**WHAT IS NEEDED:**
The result must match the data exactly, line for line.

**SOURCE INFORMATION:**
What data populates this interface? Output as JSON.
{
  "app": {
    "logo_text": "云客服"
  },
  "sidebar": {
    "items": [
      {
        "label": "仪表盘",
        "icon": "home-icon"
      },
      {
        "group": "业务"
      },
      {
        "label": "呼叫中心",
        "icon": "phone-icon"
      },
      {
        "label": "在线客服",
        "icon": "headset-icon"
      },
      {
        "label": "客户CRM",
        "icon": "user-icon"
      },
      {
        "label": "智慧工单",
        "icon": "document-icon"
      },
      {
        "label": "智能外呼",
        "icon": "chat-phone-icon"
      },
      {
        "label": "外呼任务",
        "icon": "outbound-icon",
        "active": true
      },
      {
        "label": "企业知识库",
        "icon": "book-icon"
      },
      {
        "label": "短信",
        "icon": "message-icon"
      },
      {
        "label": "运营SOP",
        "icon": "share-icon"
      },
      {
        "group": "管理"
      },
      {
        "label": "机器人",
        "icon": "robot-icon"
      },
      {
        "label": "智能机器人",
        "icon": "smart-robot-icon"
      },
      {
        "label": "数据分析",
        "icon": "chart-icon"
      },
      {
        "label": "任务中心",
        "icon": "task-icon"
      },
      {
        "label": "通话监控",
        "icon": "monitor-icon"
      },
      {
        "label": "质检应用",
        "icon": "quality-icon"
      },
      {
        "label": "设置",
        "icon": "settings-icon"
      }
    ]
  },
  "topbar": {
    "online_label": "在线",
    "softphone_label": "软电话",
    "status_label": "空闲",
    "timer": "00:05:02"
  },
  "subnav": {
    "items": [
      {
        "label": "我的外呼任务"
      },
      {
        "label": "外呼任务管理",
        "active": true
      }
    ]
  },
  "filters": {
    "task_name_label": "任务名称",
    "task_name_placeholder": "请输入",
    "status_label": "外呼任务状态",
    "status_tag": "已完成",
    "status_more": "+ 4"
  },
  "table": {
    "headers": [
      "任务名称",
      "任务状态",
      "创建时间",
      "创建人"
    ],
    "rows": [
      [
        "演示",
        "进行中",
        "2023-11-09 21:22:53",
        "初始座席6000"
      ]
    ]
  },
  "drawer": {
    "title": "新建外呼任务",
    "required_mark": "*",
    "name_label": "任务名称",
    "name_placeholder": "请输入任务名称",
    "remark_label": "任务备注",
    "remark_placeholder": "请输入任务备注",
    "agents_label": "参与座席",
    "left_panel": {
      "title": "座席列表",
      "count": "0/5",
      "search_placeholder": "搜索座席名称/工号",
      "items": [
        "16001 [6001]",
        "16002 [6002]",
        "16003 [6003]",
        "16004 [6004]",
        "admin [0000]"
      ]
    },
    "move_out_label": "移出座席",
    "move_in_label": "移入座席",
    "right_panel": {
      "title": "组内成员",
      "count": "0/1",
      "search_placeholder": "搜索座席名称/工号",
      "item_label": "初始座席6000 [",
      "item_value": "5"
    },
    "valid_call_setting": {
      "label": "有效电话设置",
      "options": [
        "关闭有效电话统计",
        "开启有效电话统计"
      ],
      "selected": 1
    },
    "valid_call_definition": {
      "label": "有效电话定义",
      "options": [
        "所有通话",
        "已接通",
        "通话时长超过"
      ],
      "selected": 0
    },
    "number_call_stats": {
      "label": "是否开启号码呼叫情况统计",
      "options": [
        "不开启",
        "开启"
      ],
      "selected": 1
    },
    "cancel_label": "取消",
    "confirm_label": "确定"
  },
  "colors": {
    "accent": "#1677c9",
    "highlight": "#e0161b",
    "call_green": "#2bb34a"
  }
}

**SOLUTION FOR THIS PROBLEM:**
What data populates this interface? Output as JSON.
{
  "app": {
    "logo_text": "云客服"
  },
  "sidebar": {
    "items": [
      {
        "label": "仪表盘",
        "icon": "home-icon"
      },
      {
        "group": "业务"
      },
      {
        "label": "呼叫中心",
        "icon": "phone-icon"
      },
      {
        "label": "在线客服",
        "icon": "headset-icon"
      },
      {
        "label": "客户CRM",
        "icon": "user-icon"
      },
      {
        "label": "智慧工单",
        "icon": "document-icon"
      },
      {
        "label": "智能外呼",
        "icon": "chat-phone-icon"
      },
      {
        "label": "外呼任务",
        "icon": "outbound-icon",
        "active": true
      },
      {
        "label": "企业知识库",
        "icon": "book-icon"
      },
      {
        "label": "短信",
        "icon": "message-icon"
      },
      {
        "label": "运营SOP",
        "icon": "share-icon"
      },
      {
        "group": "管理"
      },
      {
        "label": "机器人",
        "icon": "robot-icon"
      },
      {
        "label": "智能机器人",
        "icon": "smart-robot-icon"
      },
      {
        "label": "数据分析",
        "icon": "chart-icon"
      },
      {
        "label": "任务中心",
        "icon": "task-icon"
      },
      {
        "label": "通话监控",
        "icon": "monitor-icon"
      },
      {
        "label": "质检应用",
        "icon": "quality-icon"
      },
      {
        "label": "设置",
        "icon": "settings-icon"
      }
    ]
  },
  "topbar": {
    "online_label": "在线",
    "softphone_label": "软电话",
    "status_label": "空闲",
    "timer": "00:05:02"
  },
  "subnav": {
    "items": [
      {
        "label": "我的外呼任务"
      },
      {
        "label": "外呼任务管理",
        "active": true
      }
    ]
  },
  "filters": {
    "task_name_label": "任务名称",
    "task_name_placeholder": "请输入",
    "status_label": "外呼任务状态",
    "status_tag": "已完成",
    "status_more": "+ 4"
  },
  "table": {
    "headers": [
      "任务名称",
      "任务状态",
      "创建时间",
      "创建人"
    ],
    "rows": [
      [
        "演示",
        "进行中",
        "2023-11-09 21:22:53",
        "初始座席6000"
      ]
    ]
  },
  "drawer": {
    "title": "新建外呼任务",
    "required_mark": "*",
    "name_label": "任务名称",
    "name_placeholder": "请输入任务名称",
    "remark_label": "任务备注",
    "remark_placeholder": "请输入任务备注",
    "agents_label": "参与座席",
    "left_panel": {
      "title": "座席列表",
      "count": "0/5",
      "search_placeholder": "搜索座席名称/工号",
      "items": [
        "16001 [6001]",
        "16002 [6002]",
        "16003 [6003]",
        "16004 [6004]",
        "admin [0000]"
      ]
    },
    "move_out_label": "移出座席",
    "move_in_label": "移入座席",
    "right_panel": {
      "title": "组内成员",
      "count": "0/1",
      "search_placeholder": "搜索座席名称/工号",
      "item_label": "初始座席6000 [",
      "item_value": "5"
    },
    "valid_call_setting": {
      "label": "有效电话设置",
      "options": [
        "关闭有效电话统计",
        "开启有效电话统计"
      ],
      "selected": 1
    },
    "valid_call_definition": {
      "label": "有效电话定义",
      "options": [
        "所有通话",
        "已接通",
        "通话时长超过"
      ],
      "selected": 0
    },
    "number_call_stats": {
      "label": "是否开启号码呼叫情况统计",
      "options": [
        "不开启",
        "开启"
      ],
      "selected": 1
    },
    "cancel_label": "取消",
    "confirm_label": "确定"
  },
  "colors": {
    "accent": "#1677c9",
    "highlight": "#e0161b",
    "call_green": "#2bb34a"
  }
}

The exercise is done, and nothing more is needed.